    Canada developed short takeoff and landing aircraft that are now found all over the world. Adapting to the needs of a northern country, the Canadian aircraft industry focused on the issue of short landings and takeoffs in the bush. In 1947, de Havilland of Canada hired a highly regarded Canadian pilot, Punch Dickins, to help design the ideal bush plane: an all-metal aircraft, with a high power-to-weight ratio, capable of loading large cargo. Thus was born the Beaver.

    Other small Canadian planes came after the Beaver: the Otter, the Twin Otter, the Caribou, the Buffalo and more recently, the famous Dash 7.

    The design and construction of short takeoff and landing planes (STOLs) is another trademark of the Canadian Aerospace Industry’s worldwide reputation.

     Canadian aircrafts go around the world

    STOLs have opened up wilderness areas around the world, including deserts, mountains, jungles or tundra.
    Another famous Canadian airplane is the Canadair CL-215, an amphibious aircraft which showed its value fighting fires in many countries.

     

  • Did you know?

    A bush plane operating in rough terrain is equipped with tundra tires, floats or skis.

    Its wings are set above the fuselage to cut the risk of touching the ground. Vegetation, snow, ice, rocks and waves are obstacles that must be taken into account.

    This type of plane lands at an angle on its back, the front propeller held up high over the terrain, so that the pilot can avoid rocks, tree trunks and other debris.

    See

    Bush pilot. Radio-Canada archives. (in French only)

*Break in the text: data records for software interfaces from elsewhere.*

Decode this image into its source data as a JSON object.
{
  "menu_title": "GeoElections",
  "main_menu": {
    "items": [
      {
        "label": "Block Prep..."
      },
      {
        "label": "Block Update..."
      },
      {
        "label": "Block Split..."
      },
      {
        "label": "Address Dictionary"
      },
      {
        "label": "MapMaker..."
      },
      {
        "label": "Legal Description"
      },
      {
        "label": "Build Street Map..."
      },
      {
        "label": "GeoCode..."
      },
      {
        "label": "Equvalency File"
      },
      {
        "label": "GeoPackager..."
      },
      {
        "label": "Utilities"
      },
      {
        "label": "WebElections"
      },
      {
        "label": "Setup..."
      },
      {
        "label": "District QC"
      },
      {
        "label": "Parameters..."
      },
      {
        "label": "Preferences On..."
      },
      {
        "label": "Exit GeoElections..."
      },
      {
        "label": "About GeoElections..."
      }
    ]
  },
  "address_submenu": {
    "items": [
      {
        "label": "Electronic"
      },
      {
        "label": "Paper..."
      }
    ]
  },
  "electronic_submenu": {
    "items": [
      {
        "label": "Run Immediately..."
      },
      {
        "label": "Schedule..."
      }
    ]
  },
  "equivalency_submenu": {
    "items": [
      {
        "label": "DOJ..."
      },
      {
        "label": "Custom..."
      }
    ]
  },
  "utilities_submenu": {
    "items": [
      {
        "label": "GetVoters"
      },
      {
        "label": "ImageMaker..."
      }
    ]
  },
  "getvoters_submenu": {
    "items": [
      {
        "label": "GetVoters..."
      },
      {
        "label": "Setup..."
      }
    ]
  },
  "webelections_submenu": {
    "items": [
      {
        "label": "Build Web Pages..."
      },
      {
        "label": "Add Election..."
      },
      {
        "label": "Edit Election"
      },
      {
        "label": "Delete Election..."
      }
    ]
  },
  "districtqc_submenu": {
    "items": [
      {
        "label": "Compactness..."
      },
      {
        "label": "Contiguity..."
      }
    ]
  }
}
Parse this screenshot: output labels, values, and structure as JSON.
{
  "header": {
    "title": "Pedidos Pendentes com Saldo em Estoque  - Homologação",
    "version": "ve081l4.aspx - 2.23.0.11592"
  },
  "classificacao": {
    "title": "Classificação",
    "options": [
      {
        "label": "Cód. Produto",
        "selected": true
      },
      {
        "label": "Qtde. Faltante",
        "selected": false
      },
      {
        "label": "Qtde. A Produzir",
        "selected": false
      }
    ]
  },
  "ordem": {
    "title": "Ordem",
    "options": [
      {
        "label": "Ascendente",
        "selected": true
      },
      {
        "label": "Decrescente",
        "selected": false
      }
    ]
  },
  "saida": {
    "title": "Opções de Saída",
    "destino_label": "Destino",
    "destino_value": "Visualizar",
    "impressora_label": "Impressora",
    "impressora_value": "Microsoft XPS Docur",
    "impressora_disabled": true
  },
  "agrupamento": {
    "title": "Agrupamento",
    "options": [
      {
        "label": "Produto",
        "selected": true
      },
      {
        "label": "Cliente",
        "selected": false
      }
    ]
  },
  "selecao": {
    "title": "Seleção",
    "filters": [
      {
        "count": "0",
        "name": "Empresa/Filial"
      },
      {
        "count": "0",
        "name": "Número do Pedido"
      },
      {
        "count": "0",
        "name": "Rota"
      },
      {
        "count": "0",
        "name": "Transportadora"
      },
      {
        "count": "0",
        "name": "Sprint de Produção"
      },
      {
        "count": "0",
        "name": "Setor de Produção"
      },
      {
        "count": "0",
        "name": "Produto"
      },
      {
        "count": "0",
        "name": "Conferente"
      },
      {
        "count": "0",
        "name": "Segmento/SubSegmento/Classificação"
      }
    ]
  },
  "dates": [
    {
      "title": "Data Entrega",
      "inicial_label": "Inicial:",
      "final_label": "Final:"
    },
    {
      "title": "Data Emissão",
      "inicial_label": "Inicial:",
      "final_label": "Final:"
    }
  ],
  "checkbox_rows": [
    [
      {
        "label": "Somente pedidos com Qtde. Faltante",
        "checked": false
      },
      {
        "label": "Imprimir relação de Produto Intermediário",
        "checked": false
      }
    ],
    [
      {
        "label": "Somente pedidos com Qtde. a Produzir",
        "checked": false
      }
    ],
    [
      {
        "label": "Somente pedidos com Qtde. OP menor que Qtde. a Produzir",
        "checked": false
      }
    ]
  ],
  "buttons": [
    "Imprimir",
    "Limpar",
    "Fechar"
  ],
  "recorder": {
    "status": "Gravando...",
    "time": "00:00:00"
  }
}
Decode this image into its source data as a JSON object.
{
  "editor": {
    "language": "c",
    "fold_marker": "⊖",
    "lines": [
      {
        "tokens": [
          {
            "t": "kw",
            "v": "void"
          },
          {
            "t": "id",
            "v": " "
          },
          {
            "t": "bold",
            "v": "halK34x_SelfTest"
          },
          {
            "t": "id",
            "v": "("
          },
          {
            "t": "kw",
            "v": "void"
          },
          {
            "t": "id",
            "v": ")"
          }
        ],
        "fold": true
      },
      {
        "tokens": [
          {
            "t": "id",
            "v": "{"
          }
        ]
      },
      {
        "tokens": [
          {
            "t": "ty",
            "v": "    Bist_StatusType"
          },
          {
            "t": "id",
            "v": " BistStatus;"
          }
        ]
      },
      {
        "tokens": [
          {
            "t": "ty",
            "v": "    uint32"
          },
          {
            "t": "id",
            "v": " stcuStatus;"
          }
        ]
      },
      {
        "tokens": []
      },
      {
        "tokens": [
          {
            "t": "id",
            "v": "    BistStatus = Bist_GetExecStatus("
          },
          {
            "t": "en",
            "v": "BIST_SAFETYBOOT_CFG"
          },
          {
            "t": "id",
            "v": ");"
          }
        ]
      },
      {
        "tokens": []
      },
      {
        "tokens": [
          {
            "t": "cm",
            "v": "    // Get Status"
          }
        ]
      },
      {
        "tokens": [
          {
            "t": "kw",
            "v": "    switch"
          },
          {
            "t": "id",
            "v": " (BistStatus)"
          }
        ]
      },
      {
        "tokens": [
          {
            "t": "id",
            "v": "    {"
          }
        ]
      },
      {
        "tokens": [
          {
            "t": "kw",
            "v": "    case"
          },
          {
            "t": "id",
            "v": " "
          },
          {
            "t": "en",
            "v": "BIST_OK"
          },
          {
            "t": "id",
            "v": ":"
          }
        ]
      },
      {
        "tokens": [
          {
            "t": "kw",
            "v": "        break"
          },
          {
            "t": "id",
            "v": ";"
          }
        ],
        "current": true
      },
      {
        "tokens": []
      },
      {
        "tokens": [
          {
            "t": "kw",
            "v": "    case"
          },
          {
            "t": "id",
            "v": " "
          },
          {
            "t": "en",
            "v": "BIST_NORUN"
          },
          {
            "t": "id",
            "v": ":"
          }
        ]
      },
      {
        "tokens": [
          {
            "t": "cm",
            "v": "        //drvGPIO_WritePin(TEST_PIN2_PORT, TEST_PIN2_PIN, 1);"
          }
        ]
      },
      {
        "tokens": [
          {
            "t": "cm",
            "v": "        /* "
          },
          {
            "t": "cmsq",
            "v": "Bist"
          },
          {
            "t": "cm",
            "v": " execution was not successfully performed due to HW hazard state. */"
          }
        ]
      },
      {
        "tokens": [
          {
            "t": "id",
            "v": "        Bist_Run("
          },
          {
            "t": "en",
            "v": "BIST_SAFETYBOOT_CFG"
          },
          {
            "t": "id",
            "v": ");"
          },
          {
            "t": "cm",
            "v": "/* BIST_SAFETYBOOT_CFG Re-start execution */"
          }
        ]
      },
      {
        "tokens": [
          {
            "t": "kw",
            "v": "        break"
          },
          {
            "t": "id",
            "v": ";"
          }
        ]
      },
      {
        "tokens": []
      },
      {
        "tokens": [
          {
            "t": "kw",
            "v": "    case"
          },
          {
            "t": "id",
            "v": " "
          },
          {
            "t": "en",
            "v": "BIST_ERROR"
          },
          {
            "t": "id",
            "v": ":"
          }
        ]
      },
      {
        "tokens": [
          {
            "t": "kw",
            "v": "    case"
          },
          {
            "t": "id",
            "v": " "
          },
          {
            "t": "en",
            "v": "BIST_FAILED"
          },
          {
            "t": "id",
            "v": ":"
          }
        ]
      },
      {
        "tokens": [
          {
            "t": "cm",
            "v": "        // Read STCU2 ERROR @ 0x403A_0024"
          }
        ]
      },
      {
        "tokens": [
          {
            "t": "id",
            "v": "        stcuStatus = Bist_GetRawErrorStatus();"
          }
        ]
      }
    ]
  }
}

    Discover

    A Matter Of Life And Death, an interactive online game about bush pilots in Canada

  • Photo album